On this week's show: Myanmar's sectarian violence, Mali's unwanted Tuaregs, Bangladesh cracks down on bloggers, an Israeli journalist gives Iran the news. Also: A Spaniard who's prepared to give up all to get to Canada, a school for shantytown models in Buenos Aires and helping refugees in South Africa get a university degree.
Produced by Charlotte Collins, Neil King, Nancy Isenson and Michael Springer
Over the past two weeks fierce clashes between Buddhists and Muslims in central Myanmar have left dozens of people dead and around 12,000 homeless. Dave Grunebaum, a freelance journalist based in Yangon tells us what this means for the country's people and reforms.
Interview: Charlotte Collins
Abdou Ag Mohamed was a university student before the crisis began in Mali. Now, he finds himself caught up in a conflict he wants no part of, but which his ethnicity compels him to face.
Report: Damon van der Linde
The award-winning Bangladeshi blogger and outspoken atheist Asif Mohiuddin was almost killed by assassins in January. He recovered and continued typing away. Now the authorities have banned his blog.
Interview: Neil King
Veteran Israeli journalist Menashe Amir has been broadcasting from Jerusalem to Iran - his country of birth - for decades. And he's never been short of listeners.
Report: Vanessa O'Brien
Educated but out work. Many Spaniards like David Garcia Jurado are fed up with queueing at the job center and would rather seek their fortune abroad. He’s prepared to leave all behind, including his girlfriend, to get to Canada.
Report: Ashifa Kassam
Guido Fuentes has lived in a shantytown in northern Buenos Aires for decades. One day he decided to help teenagers in the area break free of the squalor. He opened a modeling school.
Report: Eilís O’Neill

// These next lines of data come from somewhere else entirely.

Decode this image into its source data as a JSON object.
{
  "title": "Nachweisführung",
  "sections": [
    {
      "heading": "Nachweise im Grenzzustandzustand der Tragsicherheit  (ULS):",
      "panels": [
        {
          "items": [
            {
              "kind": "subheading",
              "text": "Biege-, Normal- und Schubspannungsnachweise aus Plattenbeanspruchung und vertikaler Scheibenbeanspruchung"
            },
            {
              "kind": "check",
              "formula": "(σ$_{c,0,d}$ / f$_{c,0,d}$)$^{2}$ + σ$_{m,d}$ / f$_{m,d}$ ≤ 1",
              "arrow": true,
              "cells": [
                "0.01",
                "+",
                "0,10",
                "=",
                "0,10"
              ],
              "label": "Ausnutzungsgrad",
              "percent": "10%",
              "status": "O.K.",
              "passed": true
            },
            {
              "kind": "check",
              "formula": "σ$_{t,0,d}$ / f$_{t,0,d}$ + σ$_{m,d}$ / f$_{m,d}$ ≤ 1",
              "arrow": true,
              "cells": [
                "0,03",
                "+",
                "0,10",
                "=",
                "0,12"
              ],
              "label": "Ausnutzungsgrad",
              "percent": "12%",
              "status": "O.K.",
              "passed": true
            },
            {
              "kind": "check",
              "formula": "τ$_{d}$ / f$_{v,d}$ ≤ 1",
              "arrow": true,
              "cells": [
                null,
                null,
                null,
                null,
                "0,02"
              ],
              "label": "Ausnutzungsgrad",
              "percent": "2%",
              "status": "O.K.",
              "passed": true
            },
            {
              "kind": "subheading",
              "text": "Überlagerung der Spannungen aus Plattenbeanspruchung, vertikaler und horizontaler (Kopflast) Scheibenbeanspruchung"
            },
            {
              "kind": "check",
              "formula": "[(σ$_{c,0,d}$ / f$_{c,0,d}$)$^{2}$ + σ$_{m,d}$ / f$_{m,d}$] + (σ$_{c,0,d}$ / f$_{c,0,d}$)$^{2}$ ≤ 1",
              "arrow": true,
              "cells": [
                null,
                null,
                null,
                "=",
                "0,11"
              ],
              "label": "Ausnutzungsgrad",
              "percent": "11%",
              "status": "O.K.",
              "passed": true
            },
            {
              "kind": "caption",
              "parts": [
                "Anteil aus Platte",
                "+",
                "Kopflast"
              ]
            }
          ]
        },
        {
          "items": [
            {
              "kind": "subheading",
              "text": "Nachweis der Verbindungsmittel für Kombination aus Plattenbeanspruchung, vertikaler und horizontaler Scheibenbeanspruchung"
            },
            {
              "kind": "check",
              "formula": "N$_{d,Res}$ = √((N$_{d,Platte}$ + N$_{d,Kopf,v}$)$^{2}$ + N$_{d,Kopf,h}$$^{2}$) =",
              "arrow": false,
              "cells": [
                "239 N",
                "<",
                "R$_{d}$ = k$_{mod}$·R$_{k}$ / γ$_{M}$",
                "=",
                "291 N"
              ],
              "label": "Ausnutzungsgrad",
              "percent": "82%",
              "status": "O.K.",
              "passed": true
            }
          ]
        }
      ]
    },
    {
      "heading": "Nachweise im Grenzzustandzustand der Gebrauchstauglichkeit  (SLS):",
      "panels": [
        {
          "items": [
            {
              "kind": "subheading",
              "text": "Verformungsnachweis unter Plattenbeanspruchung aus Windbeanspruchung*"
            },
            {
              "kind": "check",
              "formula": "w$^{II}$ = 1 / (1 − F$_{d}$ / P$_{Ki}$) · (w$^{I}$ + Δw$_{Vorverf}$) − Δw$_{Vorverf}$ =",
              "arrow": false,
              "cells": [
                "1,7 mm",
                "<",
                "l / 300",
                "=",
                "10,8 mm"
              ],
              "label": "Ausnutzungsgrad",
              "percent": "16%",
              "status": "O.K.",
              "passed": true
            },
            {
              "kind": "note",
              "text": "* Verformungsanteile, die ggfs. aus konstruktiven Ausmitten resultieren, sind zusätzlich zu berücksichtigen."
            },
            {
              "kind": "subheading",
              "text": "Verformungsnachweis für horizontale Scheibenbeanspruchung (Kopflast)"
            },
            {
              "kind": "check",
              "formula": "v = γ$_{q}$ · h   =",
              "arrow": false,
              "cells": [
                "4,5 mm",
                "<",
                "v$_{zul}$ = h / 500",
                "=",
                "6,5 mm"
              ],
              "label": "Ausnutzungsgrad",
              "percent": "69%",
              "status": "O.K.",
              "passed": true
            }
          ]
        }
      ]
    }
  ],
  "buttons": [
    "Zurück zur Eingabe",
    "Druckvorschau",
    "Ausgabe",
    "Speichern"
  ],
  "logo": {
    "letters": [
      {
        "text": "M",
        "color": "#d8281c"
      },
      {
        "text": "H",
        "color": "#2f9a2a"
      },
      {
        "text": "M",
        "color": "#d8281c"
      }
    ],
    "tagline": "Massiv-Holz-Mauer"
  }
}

In South Africa, refugees who want to attend local universities sometimes find themselves excluded because they might not have the right documents or the necessary funds. A young Rwandan refugee is fighting to change that, but it's an uphill battle.
Report: Kim Chakanetsa